Mapping and Resilience in Multi-robot Systems through Information Manipulation

Seminar talk titled "Mapping and Resilience in Multi-robot Systems through Information Manipulation"

Title Of the Talk: Mapping and Resilience in Multi-robot Systems through Information Manipulation
Speaker: Dr Ragesh Ramachandran
Host Faculty: Dr. Vineeth N Balasubramanian
Date & Time: Wednesday, 2nd June 10:30am
Seminar link:


The promise of multi-robot systems lies in their ability to perform tasks that a single robot cannot accomplish by itself or to do so robustly. Recent advances in embedded systems technology have enabled the development of multi-robot systems consisting of large numbers of robots with limited sensing, communication, and computational capabilities.
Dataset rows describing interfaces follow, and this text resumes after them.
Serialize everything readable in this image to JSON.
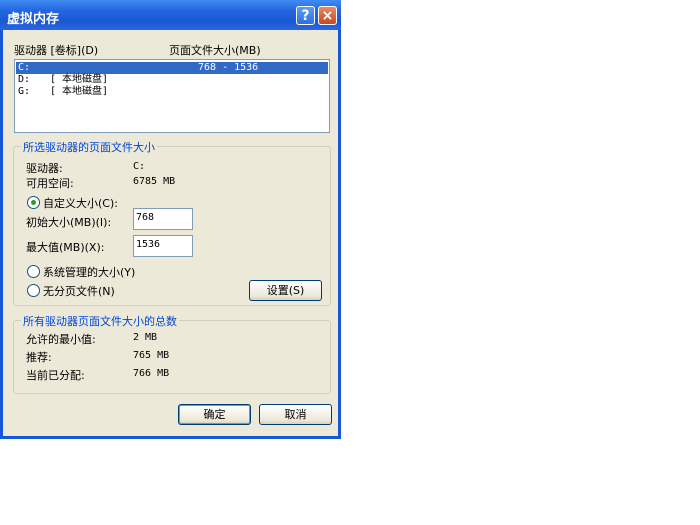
{
  "window": {
    "title": "虚拟内存",
    "help_glyph": "?",
    "close_glyph": "×"
  },
  "list": {
    "header_drive": "驱动器 [卷标](D)",
    "header_size": "页面文件大小(MB)",
    "rows": [
      {
        "drive": "C:",
        "label": "",
        "size": "768 - 1536",
        "selected": true
      },
      {
        "drive": "D:",
        "label": "[ 本地磁盘]",
        "size": "",
        "selected": false
      },
      {
        "drive": "G:",
        "label": "[ 本地磁盘]",
        "size": "",
        "selected": false
      }
    ]
  },
  "selected_group": {
    "title": "所选驱动器的页面文件大小",
    "drive_label": "驱动器:",
    "drive_value": "C:",
    "space_label": "可用空间:",
    "space_value": "6785 MB",
    "custom_label": "自定义大小(C):",
    "initial_label": "初始大小(MB)(I):",
    "initial_value": "768",
    "max_label": "最大值(MB)(X):",
    "max_value": "1536",
    "system_label": "系统管理的大小(Y)",
    "nopaging_label": "无分页文件(N)",
    "set_button": "设置(S)",
    "selected_option": "custom"
  },
  "total_group": {
    "title": "所有驱动器页面文件大小的总数",
    "min_label": "允许的最小值:",
    "min_value": "2 MB",
    "rec_label": "推荐:",
    "rec_value": "765 MB",
    "cur_label": "当前已分配:",
    "cur_value": "766 MB"
  },
  "buttons": {
    "ok": "确定",
    "cancel": "取消"
  }
}
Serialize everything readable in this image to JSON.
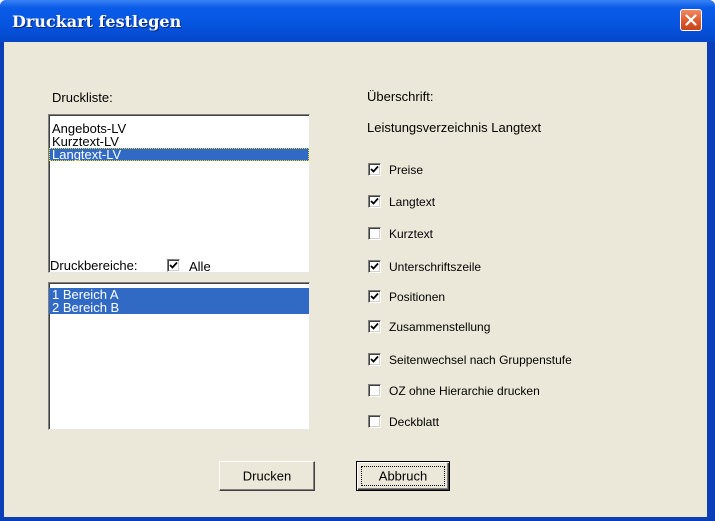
{
  "window": {
    "title": "Druckart festlegen",
    "close_icon": "close-icon"
  },
  "left": {
    "druckliste_label": "Druckliste:",
    "druckliste_items": [
      {
        "label": "Angebots-LV",
        "selected": false
      },
      {
        "label": "Kurztext-LV",
        "selected": false
      },
      {
        "label": "Langtext-LV",
        "selected": true
      }
    ],
    "druckbereiche_label": "Druckbereiche:",
    "alle_label": "Alle",
    "alle_checked": true,
    "druckbereiche_items": [
      {
        "label": "1 Bereich A",
        "selected": true
      },
      {
        "label": "2 Bereich B",
        "selected": true
      }
    ]
  },
  "right": {
    "ueberschrift_label": "Überschrift:",
    "ueberschrift_value": "Leistungsverzeichnis Langtext",
    "options": [
      {
        "label": "Preise",
        "checked": true
      },
      {
        "label": "Langtext",
        "checked": true
      },
      {
        "label": "Kurztext",
        "checked": false
      },
      {
        "label": "Unterschriftszeile",
        "checked": true
      },
      {
        "label": "Positionen",
        "checked": true
      },
      {
        "label": "Zusammenstellung",
        "checked": true
      },
      {
        "label": "Seitenwechsel nach Gruppenstufe",
        "checked": true
      },
      {
        "label": "OZ ohne Hierarchie drucken",
        "checked": false
      },
      {
        "label": "Deckblatt",
        "checked": false
      }
    ]
  },
  "buttons": {
    "print_label": "Drucken",
    "cancel_label": "Abbruch"
  },
  "colors": {
    "titlebar": "#0554df",
    "dialog_bg": "#ece8d9",
    "selection": "#316ac5",
    "close_button": "#dd5a2f"
  }
}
These swarms of robots innately produce a large amount of information through their interaction with the environment. The individual robots in the team may also exchange useful information with each other for improved decision-making. Information and communication are thus two key ingredients for autonomy. In this talk, I will introduce the idea of analyzing and solving problems in multi-robot systems by explicitly viewing them through an information manipulation paradigm. I will focus on two broad research areas in multi-robot systems: mapping using robot teams and resilience in multi-robot systems. For the mapping problem, I will introduce and compare three mapping methods we have developed and studied that manipulate sensing information differently. Following this, I will describe a novel multi-robot resilience framework in a multi-robot system by reconfiguring the system's information flow and leveraging heterogeneity. We will conclude with some directions for future work and a discussion of open problems.

Speaker Profile:
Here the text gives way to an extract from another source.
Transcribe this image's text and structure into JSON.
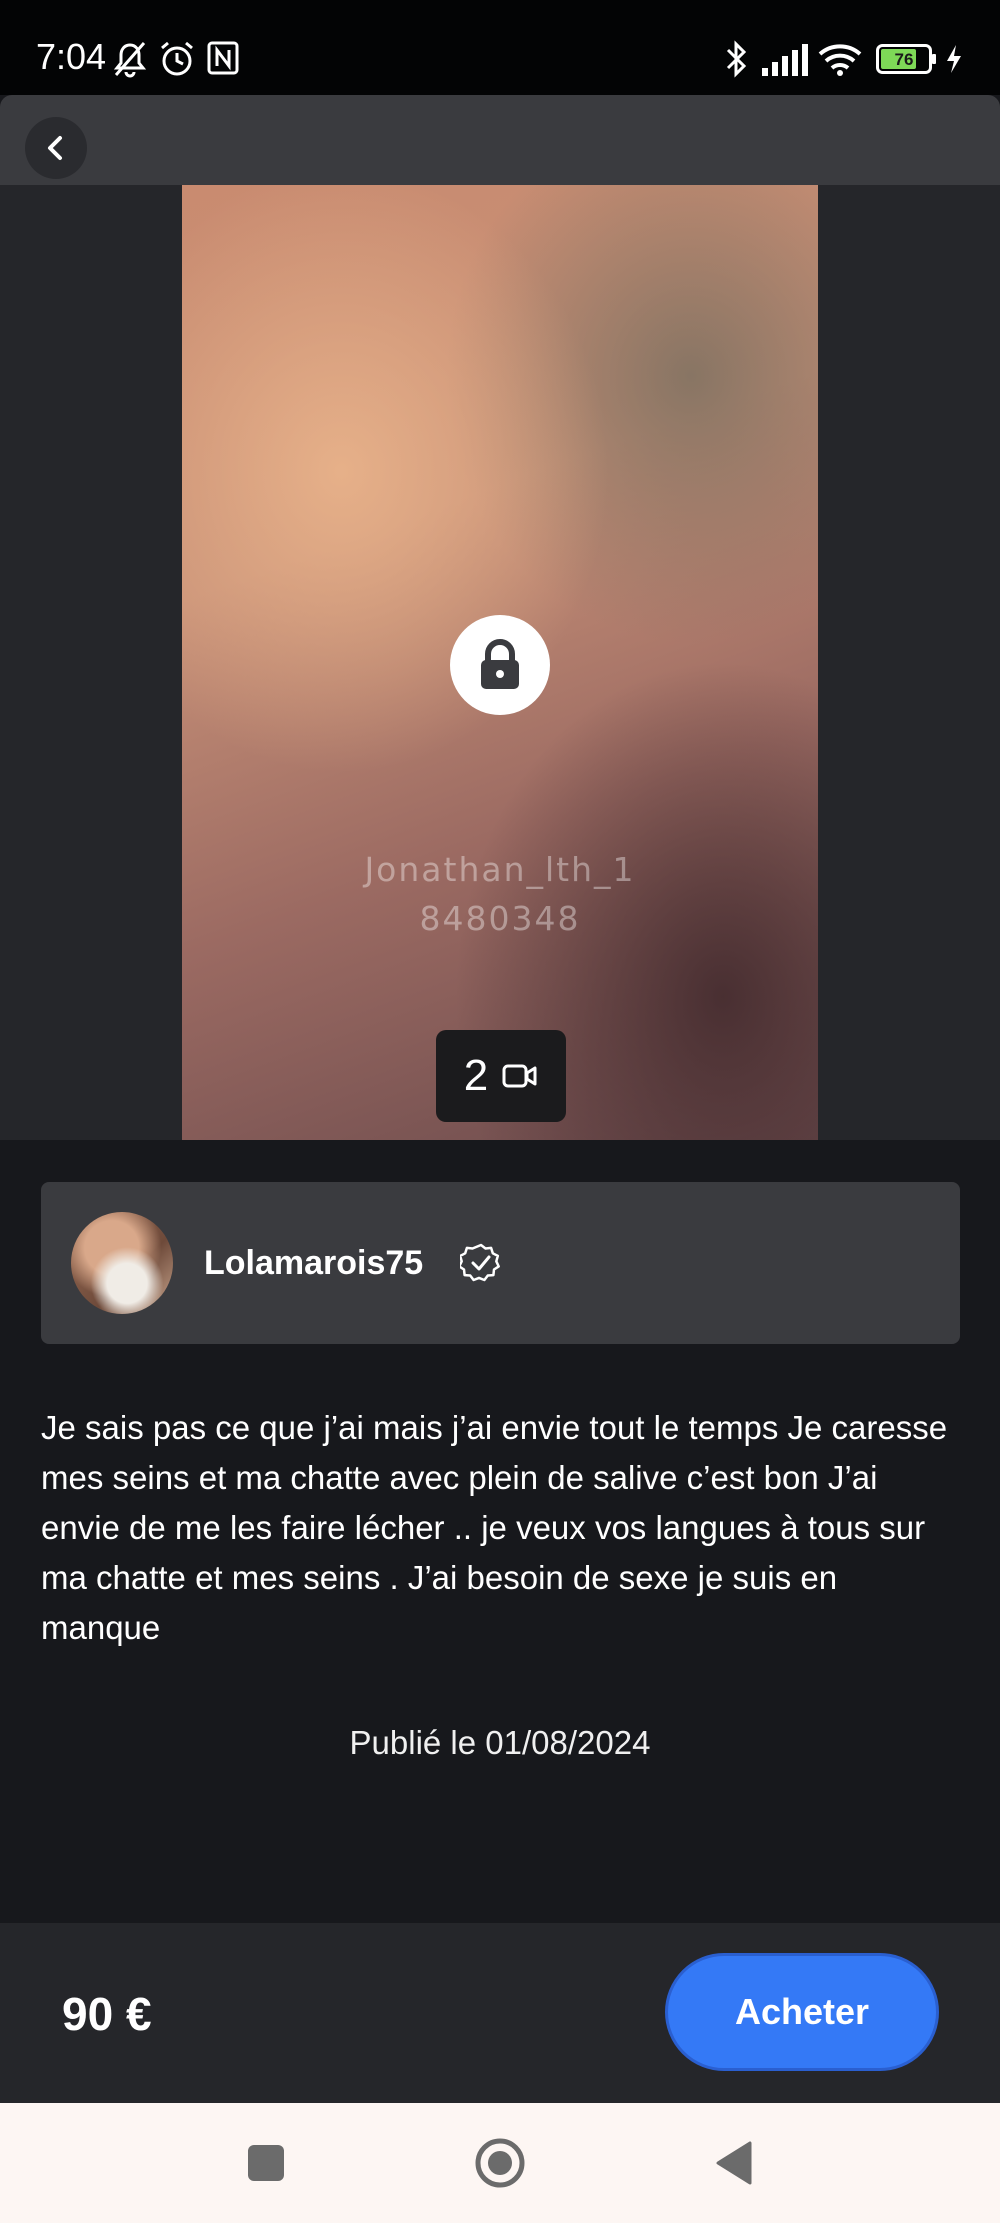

Dr Ragesh Kumar Ramachandran is a postdoctoral scholar in Computer Science at the University of Southern California, working with Professor Gaurav Sukhatme in the USC Robotic Embedded Systems Lab. He completed his Ph.D. in Mechanical Engineering under Dr. Spring Berman's guidance at Arizona State University in 2018. His research is centered around multi-robot systems, sensor networks, application of topology and differential geometry in robotics, and inverse problems.

Wednesday, 2nd June 10:30am